Muffin is a 3-year-old lovely little pug, that initially presented to her primary care veterinarian following a few days of tummy upset, having some vomiting, diarrhoea and turning down her supper.
She was admitted to hospital, and while she responded to the initial supportive care, including intravenous fluids and anti-nausea medications, she suddenly took a turn for the worse. She started to have difficulty breathing, and anaemia (a low red blood cell count). Pneumonia was suspected.
A chest radiograph (xray) showed fluid in her chest, and transfer to the London Vet Specialists (LVS) team of experts was elected. She was swiftly cared for, oxygen provided, and a blood transfusion elected to make her stronger.
A CT scan (a three-dimensional xray that provides superior detail of the chest cavity) was performed by our imaging specialist, Dr. Ian Jones. The result was definitely unexpected! A linear object consistent with a piece of wood or stick was found in the right side of her thorax! See the CT images below with arrow heads highlighting the offending object.
Muffin was swiftly transferred to the care of the LVS surgical team (including Dr Janet Mcclaran, surgical intern Dr Fabio Esposito, surgical nurse Holly Brown, and the anaesthesia team led by specialist Dr David Neilson) for emergency intervention and the delicate operation to remove the stick.
Foreign material such as sticks or kabobs may enter the chest cavity from an external penetrating injury (such as running into a tree!) but more commonly, foreign material migrates into the chest, through the diaphragm, after a stick is ingested and then perforates (makes a hole) tunnelling out of the gastrointestinal tract. . In Muffin’s case surgery was initiated in her abdomen and a small penetrating wound was found in the duodenum (small intestine) where the stick exited and then crossed her diaphragm and entered the chest cavity.
A window into the chest was created through the diaphragmatic and the chest cavity was carefully inspected. As suspected, a wooden skewer was found between her right lung lobes, but very luckily for Muffin, it had not damaged her lungs, heart, or any of the major blood vessels such as the aorta or vena cava. See photos of the kabob stick being removed from Muffin, below.
Muffin showed all her strength during the recovery and after several days of close monitoring and recovery with the LVS team, she was able to return to her family after just few days of hospitalization.
The LVS staff was delighted to see Muffin again for her last post-operative check (see photo below). She looked very energetic, and back to her happy pug self!
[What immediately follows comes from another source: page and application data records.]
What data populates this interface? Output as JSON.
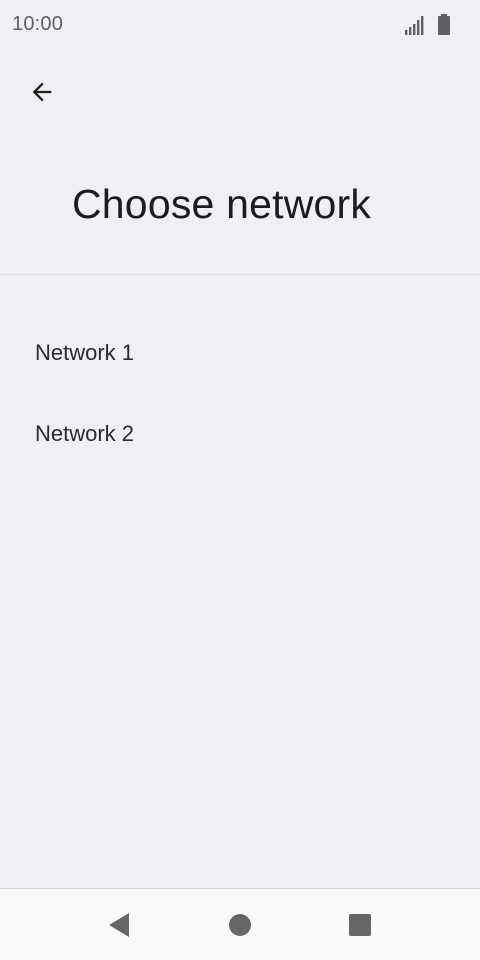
{
  "status_bar": {
    "time": "10:00",
    "icons": [
      "signal-icon",
      "battery-icon"
    ]
  },
  "header": {
    "back_icon": "arrow-back-icon",
    "title": "Choose network"
  },
  "networks": [
    {
      "label": "Network 1"
    },
    {
      "label": "Network 2"
    }
  ],
  "nav_bar": {
    "icons": [
      "nav-back-icon",
      "nav-home-icon",
      "nav-recents-icon"
    ]
  },
  "colors": {
    "background": "#eff0f3",
    "nav_background": "#f9f9f9",
    "text": "#1f1f1f",
    "icon": "#5f6063",
    "nav_icon": "#666666"
  }
}
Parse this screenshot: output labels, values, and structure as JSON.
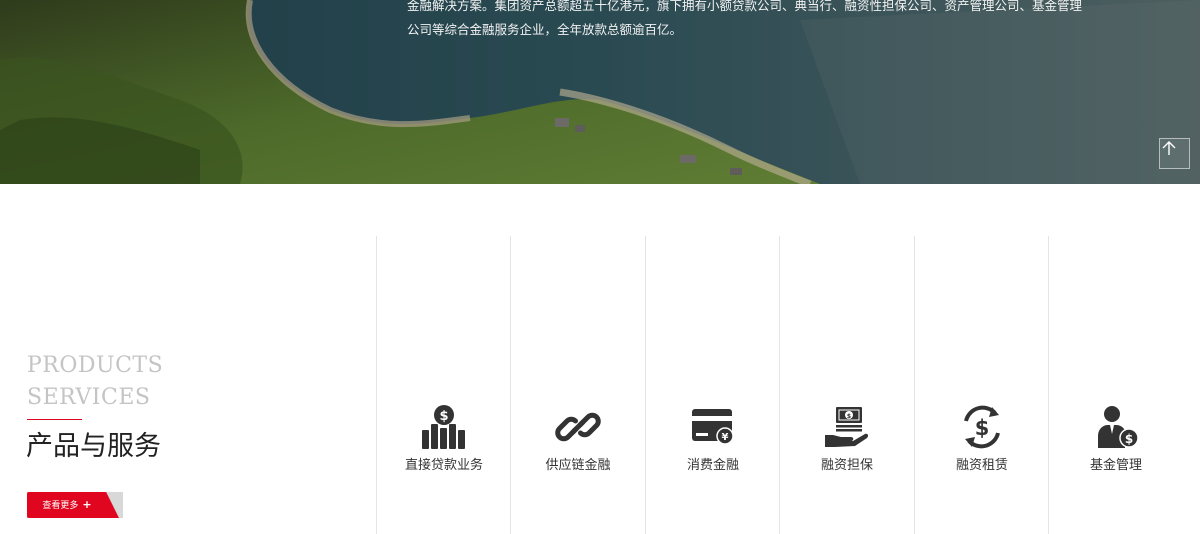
{
  "hero": {
    "text_lines": [
      "金融解决方案。集团资产总额超五十亿港元，旗下拥有小额贷款公司、典当行、融资性担保公司、资产管理公司、基金管理",
      "公司等综合金融服务企业，全年放款总额逾百亿。"
    ],
    "back_to_top_icon": "arrow-up-icon"
  },
  "intro": {
    "en_line1": "PRODUCTS",
    "en_line2": "SERVICES",
    "cn_title": "产品与服务",
    "more_label": "查看更多",
    "more_plus": "+",
    "accent_color": "#e1061f"
  },
  "products": [
    {
      "label": "直接贷款业务",
      "icon": "loan-chart-icon"
    },
    {
      "label": "供应链金融",
      "icon": "chain-link-icon"
    },
    {
      "label": "消费金融",
      "icon": "card-yuan-icon"
    },
    {
      "label": "融资担保",
      "icon": "cash-hand-icon"
    },
    {
      "label": "融资租赁",
      "icon": "dollar-cycle-icon"
    },
    {
      "label": "基金管理",
      "icon": "manager-dollar-icon"
    }
  ]
}
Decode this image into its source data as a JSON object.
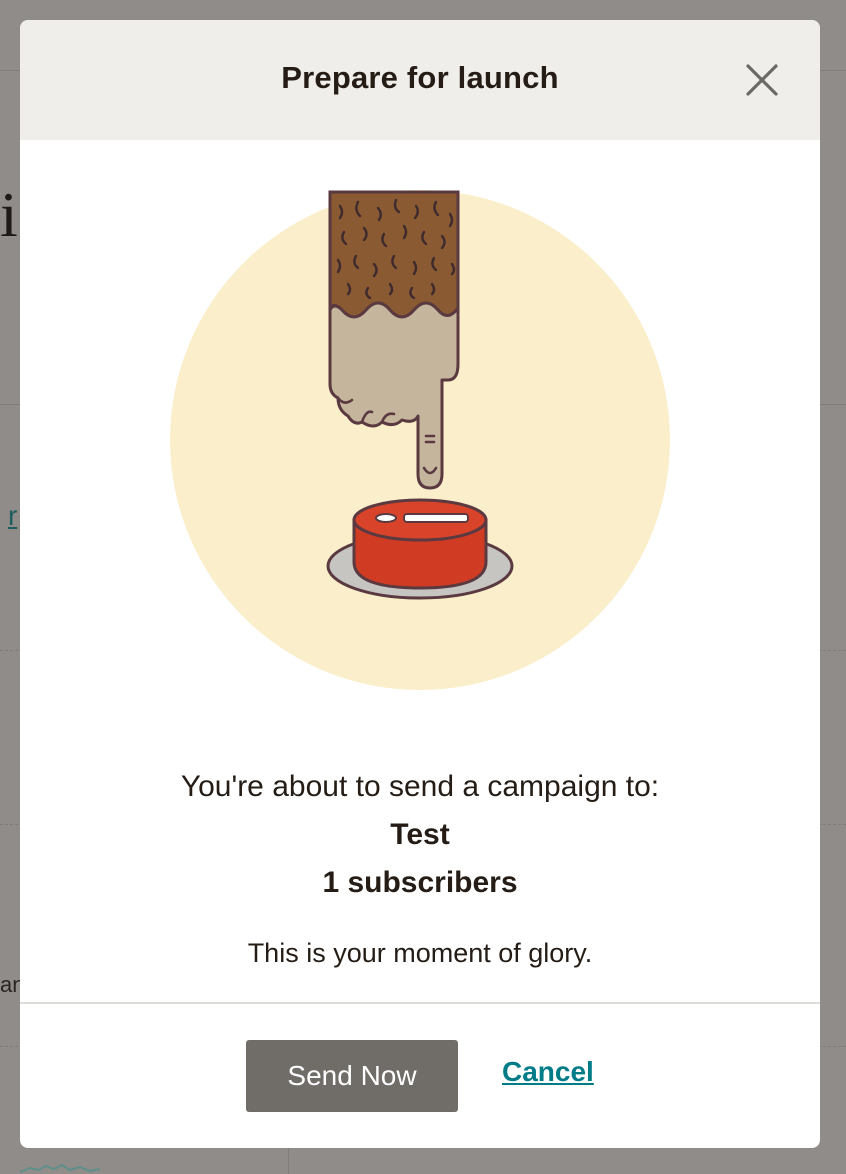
{
  "modal": {
    "title": "Prepare for launch",
    "close_icon": "close-icon",
    "illustration": "finger-pressing-red-button-illustration",
    "intro_text": "You're about to send a campaign to:",
    "list_name": "Test",
    "subscriber_count": "1 subscribers",
    "tagline": "This is your moment of glory.",
    "send_label": "Send Now",
    "cancel_label": "Cancel"
  },
  "background": {
    "heading_fragment": "i",
    "link_fragment": "r",
    "text_fragment": "an"
  },
  "colors": {
    "overlay": "#8f8c89",
    "header_bg": "#efeeea",
    "send_button": "#706c68",
    "cancel_link": "#007c89",
    "illustration_circle": "#fbeecb",
    "button_red": "#cf3b23",
    "sleeve_brown": "#8a5a33",
    "hand_tan": "#c5b59d",
    "outline": "#5a3a40"
  }
}
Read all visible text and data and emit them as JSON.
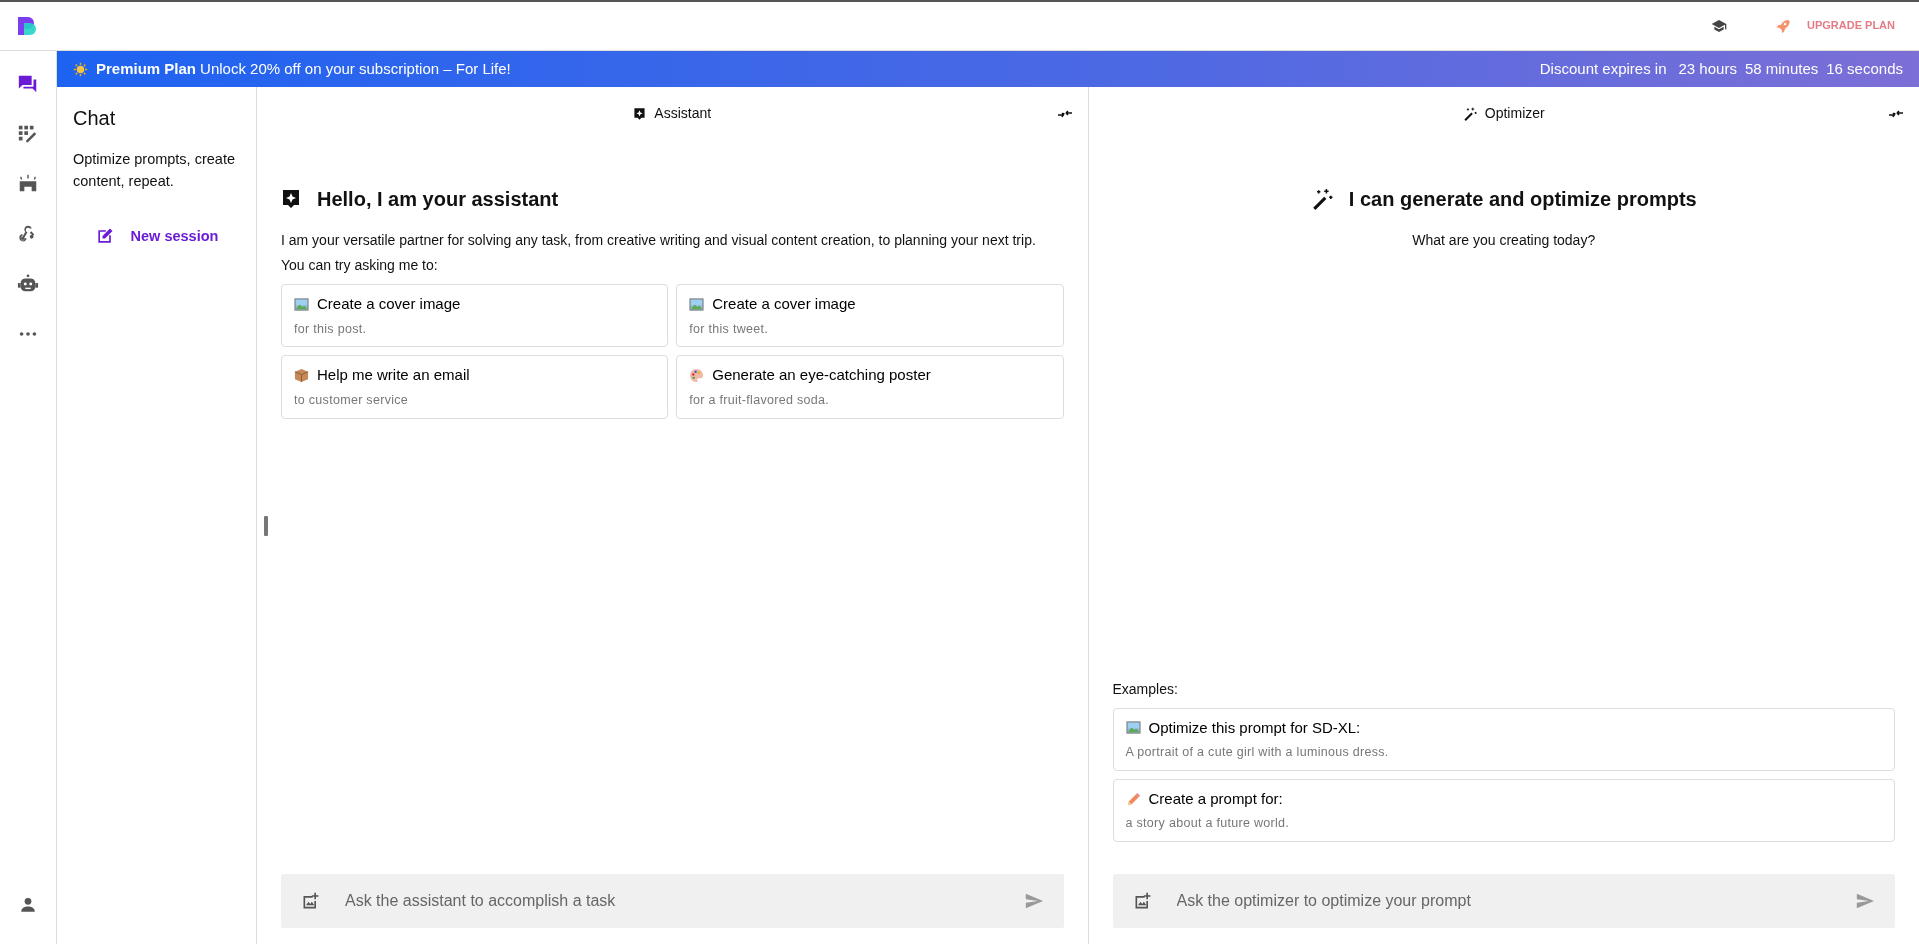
{
  "topbar": {
    "upgrade_label": "UPGRADE PLAN"
  },
  "rail": [
    {
      "kind": "chat",
      "selected": true
    },
    {
      "kind": "grid",
      "selected": false
    },
    {
      "kind": "store",
      "selected": false
    },
    {
      "kind": "webhook",
      "selected": false
    },
    {
      "kind": "robot",
      "selected": false
    },
    {
      "kind": "more",
      "selected": false
    }
  ],
  "banner": {
    "plan": "Premium Plan",
    "offer": "Unlock 20% off on your subscription – For Life!",
    "expires_label": "Discount expires in",
    "countdown": [
      "23 hours",
      "58 minutes",
      "16 seconds"
    ]
  },
  "sidebar": {
    "title": "Chat",
    "description": "Optimize prompts, create content, repeat.",
    "new_session": "New session"
  },
  "assistant": {
    "header": "Assistant",
    "greeting": "Hello, I am your assistant",
    "intro": "I am your versatile partner for solving any task, from creative writing and visual content creation, to planning your next trip.",
    "try_label": "You can try asking me to:",
    "suggestions": [
      {
        "kind": "picture",
        "title": "Create a cover image",
        "subtitle": "for this post."
      },
      {
        "kind": "picture",
        "title": "Create a cover image",
        "subtitle": "for this tweet."
      },
      {
        "kind": "package",
        "title": "Help me write an email",
        "subtitle": "to customer service"
      },
      {
        "kind": "palette",
        "title": "Generate an eye-catching poster",
        "subtitle": "for a fruit-flavored soda."
      }
    ],
    "input": {
      "placeholder": "Ask the assistant to accomplish a task"
    }
  },
  "optimizer": {
    "header": "Optimizer",
    "heading": "I can generate and optimize prompts",
    "subtitle": "What are you creating today?",
    "examples_label": "Examples:",
    "examples": [
      {
        "kind": "picture",
        "title": "Optimize this prompt for SD-XL:",
        "subtitle": "A portrait of a cute girl with a luminous dress."
      },
      {
        "kind": "pencil",
        "title": "Create a prompt for:",
        "subtitle": "a story about a future world."
      }
    ],
    "input": {
      "placeholder": "Ask the optimizer to optimize your prompt"
    }
  }
}
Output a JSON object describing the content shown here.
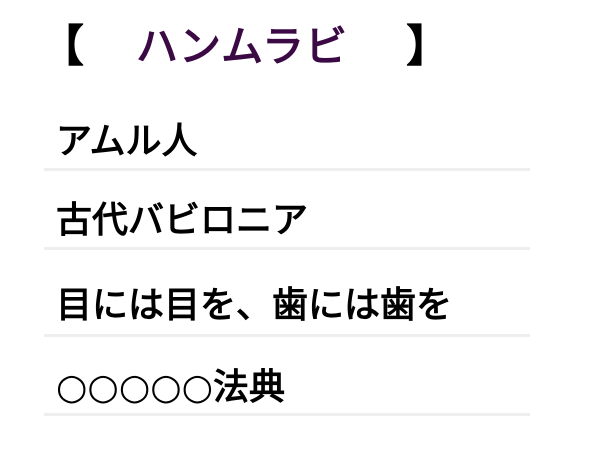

We wish her all the best and have advised against any future late night cheeky kabobs!